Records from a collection

────

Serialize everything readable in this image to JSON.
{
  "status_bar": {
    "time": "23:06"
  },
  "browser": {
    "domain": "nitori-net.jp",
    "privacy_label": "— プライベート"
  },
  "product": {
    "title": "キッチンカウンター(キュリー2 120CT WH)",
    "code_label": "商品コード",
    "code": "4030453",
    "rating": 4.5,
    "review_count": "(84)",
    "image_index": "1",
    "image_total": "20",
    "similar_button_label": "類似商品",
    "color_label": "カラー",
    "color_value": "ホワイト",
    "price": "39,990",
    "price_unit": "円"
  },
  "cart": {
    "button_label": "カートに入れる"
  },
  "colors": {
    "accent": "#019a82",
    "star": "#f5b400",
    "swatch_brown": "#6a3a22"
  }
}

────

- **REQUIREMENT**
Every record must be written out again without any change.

- **SOLUTION FOR THIS EXERCISE**
Serialize everything readable in this image to JSON.
{
  "status_bar": {
    "time": "23:06"
  },
  "browser": {
    "domain": "nitori-net.jp",
    "privacy_label": "— プライベート"
  },
  "product": {
    "title": "キッチンカウンター(キュリー2 120CT WH)",
    "code_label": "商品コード",
    "code": "4030453",
    "rating": 4.5,
    "review_count": "(84)",
    "image_index": "1",
    "image_total": "20",
    "similar_button_label": "類似商品",
    "color_label": "カラー",
    "color_value": "ホワイト",
    "price": "39,990",
    "price_unit": "円"
  },
  "cart": {
    "button_label": "カートに入れる"
  },
  "colors": {
    "accent": "#019a82",
    "star": "#f5b400",
    "swatch_brown": "#6a3a22"
  }
}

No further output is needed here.